The Intrigue of Absence: The Subjectless Subject in Giulio Campagnola’s ‘Reclining Woman’

This article was previously published in Issue 19, ABSENCE (December 2018).


Few things are more frustrating than the unidentifiable subject, especially for those of us trained to analyze and categorize the images we see. What is to be done with an image that resists categorization and displays a complete absence of identity?


Giulio Campagnola’s Reclining Woman, c. 1510-1515 is one such example of a piece that has successfully evaded the epistemological grasp of art historians for centuries. Stripped of iconography, clothing and narrative, we cannot firmly identify this print using typical art historical methodology. No unique objects or traits enable us to understand what narrative the subject belongs to, or who Campagnola was trying to capture. The landscape surrounding our recliner suggests a pastoral Arcadian scene, leading some to believe she is a nymph and others, Venus.[1] Following another common line of analysis, many write Reclining Woman off as a copy of Giorgione’s Sleeping Venus in an effort to give Campagnola’s print a subject.[2] Compounding the mysterious content of the piece, Campagnola’s stippling technique, in which an image is constructed out of infinite dots, only adds to our frustration.

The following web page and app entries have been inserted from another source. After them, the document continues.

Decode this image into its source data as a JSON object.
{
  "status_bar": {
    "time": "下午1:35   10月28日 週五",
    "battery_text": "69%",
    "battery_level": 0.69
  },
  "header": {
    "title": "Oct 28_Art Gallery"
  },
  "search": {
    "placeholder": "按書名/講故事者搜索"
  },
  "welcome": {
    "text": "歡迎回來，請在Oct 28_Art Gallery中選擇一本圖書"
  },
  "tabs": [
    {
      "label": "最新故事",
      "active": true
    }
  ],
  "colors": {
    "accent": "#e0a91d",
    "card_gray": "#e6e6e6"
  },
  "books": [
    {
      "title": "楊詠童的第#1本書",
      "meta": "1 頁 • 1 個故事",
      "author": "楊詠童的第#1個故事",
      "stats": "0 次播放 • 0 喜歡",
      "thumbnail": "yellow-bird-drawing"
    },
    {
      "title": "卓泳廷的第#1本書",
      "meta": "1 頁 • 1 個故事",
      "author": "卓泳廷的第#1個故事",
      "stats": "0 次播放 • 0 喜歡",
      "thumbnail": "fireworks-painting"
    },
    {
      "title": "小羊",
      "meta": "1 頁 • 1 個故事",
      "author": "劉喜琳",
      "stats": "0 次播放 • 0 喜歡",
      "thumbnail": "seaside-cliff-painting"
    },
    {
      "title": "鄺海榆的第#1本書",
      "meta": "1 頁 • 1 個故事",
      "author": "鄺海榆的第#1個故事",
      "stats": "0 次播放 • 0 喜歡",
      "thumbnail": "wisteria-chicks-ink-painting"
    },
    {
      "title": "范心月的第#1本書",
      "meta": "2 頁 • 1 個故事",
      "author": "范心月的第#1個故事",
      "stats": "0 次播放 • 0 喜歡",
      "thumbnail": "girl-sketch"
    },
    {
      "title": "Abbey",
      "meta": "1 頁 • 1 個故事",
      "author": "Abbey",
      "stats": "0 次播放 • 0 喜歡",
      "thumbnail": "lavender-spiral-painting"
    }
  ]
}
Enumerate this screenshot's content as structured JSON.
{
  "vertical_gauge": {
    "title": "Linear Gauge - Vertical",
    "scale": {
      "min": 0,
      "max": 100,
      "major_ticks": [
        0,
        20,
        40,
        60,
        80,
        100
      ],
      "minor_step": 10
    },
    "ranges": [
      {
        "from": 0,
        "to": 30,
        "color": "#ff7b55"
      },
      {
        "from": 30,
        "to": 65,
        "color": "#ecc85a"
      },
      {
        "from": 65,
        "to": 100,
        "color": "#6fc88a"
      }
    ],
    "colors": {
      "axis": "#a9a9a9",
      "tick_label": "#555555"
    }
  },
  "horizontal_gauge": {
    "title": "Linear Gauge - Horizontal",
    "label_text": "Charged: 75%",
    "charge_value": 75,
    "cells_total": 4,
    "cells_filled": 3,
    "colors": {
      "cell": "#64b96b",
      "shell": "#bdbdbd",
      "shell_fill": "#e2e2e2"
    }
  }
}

Giulio Campagnola, Reclining Woman, 1510-1515, engraving, 121 x 182 mm, London, British Museum (Image: British Museum)


In her essay ‘Asleep in the Grass of Arcady: Giulio Campagnola's Dreamer,’ Patricia Emison radically dismantles previous attempts to identify the subject and boldly welcomes the reclining woman’s anonymity.[3] She demonstrates how the depicted woman lacks both the iconography of Venus and the typical characteristics of a nymph. Further, a quick revisit to Giorgione’s Sleeping Venus shows